Rich is a senior research scientist with more than 40 years of experience in nano-lithography .At SNSF he is providing nano-lithography resources to undergraduate and graduate students, SLAC and industrial users. Rich earned his BSc (EE), Masters and Ph.D. degrees from Cornell University. While in high school, he participated in the NSF Summer Science Training Program for Secondary Students at Tufts University. In 1977, he contributed his Master's degree results to the first NSF competition for the National Submicron Facility. While working at Cornell at the NRRFSS, NNF and NNIN facilities, 1979 to 2001, he collaborated with over a 100 visiting users and students, including Research Experience for Undergraduate students (REU). Rich serves on the organizing committees of the Electron Ion and Photon Beam and Nanofabrication "3 Beams" and SPIE conferences.

Tok, Jeff

Jeffrey Tok serves as the manager for the Soft and Hybrid Materials Shared Facility and the Dept of Chemical Engineering Teaching Laboratory. He received his B.Sc. from The University of Washington at Seattle, and Ph.D. from The University of Chicago. After a postdoctoral stay in Harvard University, he has held positions as an Associate Professor of Chemistry in The City University of New York, York College and Graduate Center, as Principal Investigator in Lawrence Livermore National Laboratory, and as Chief Bioscientist in Micropoint Biosciences Inc.

Vailionis, Arturas

Arturas supervises and manages the x-ray diffraction laboratory and provides scientific expertise, advice and training in x-ray diffraction tools and techniques.
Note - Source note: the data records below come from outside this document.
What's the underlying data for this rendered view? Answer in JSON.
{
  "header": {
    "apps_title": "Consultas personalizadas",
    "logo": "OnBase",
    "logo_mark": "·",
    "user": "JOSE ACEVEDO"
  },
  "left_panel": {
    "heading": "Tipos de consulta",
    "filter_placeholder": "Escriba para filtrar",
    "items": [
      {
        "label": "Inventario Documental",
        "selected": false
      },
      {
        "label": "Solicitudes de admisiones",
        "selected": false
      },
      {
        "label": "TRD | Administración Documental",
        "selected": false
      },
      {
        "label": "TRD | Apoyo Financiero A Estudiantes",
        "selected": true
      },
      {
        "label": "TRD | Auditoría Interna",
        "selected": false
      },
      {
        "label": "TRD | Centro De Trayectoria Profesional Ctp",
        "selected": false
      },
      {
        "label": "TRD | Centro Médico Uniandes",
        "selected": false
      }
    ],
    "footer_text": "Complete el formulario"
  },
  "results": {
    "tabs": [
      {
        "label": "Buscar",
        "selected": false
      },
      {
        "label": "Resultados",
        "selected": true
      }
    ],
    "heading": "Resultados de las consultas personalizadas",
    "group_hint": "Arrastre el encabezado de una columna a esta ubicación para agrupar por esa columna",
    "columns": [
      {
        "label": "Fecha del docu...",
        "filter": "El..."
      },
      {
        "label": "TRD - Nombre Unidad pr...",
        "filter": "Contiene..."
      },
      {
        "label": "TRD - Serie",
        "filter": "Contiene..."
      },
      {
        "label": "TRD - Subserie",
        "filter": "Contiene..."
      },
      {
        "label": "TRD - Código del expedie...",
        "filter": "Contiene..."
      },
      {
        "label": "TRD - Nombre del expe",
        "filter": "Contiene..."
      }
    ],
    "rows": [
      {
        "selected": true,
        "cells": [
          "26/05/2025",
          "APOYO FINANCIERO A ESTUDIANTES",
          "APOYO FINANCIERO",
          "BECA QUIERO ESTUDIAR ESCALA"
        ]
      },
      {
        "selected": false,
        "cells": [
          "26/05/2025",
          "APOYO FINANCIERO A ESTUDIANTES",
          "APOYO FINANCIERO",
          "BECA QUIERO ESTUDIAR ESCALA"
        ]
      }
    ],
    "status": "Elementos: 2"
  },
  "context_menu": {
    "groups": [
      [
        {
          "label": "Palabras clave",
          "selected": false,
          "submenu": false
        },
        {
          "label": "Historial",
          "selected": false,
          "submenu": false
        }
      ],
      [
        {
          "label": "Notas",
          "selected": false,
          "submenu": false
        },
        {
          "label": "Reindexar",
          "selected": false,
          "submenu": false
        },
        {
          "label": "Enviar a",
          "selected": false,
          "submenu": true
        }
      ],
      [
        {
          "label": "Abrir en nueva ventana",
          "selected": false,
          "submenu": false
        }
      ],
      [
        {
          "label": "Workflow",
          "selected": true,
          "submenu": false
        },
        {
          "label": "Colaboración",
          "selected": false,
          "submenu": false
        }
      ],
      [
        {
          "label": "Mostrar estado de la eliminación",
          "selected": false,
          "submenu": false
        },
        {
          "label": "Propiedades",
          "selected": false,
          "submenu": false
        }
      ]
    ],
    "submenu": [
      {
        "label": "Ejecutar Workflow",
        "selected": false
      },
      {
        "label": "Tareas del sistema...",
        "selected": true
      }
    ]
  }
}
He participates in the research and developing of new tools, methodologies, and techniques for the advancement of knowledge and capability for advanced materials characterization and education. Arturas teaches the course “Introduction to the Experimental X-ray Diffraction Techniques”. He was born in Lithuania and received his Master's degree from Vilnius University and a PhD degree from Royal Institute of Technology in Stockholm, Sweden where I studied the structure - physical property relationship in oxide thin films using x-ray diffraction (XRD) and x-ray absorption (XAS) techniques. After a postdoc at the University of Illinois at Urbana-Champaign he joined Stanford University as a Research Associate. His interest is in structural properties of functional complex oxide thin films under epitaxial strain in order to understand how change of conditions, such as growth, strain and dimensionality, are affecting structure of complex oxides and its effect on functional properties.

Walkiewicz, Marcin

Marcin is the manager of the scanning probe microscopy laboratory and supervises all shared atomic force microscopes (AFM) and Raman instruments. He is a factory-trained AFM expert, ready to provide assistance with instrument training, sample preparation, and experiment design. Marcin earned his Ph.D. from University of Virginia and did a postdoctoral fellowship at the National Cancer Institute at the NIH, where he used AFM to study variances in chromatin structure of different human cancer models. Prior to joining SNSF he was an Applications Scientist for Bruker Nano Surfaces, where he helped academic and industrial customers find the best solutions to their metrology problems by demonstrating and training them on atomic force microscopes, 3D optical microscopes, and stylus profilers. He also spent extensive time in the field, visiting universities and hosting workshops across North America, where he taught users how to take the full advantage of their instruments.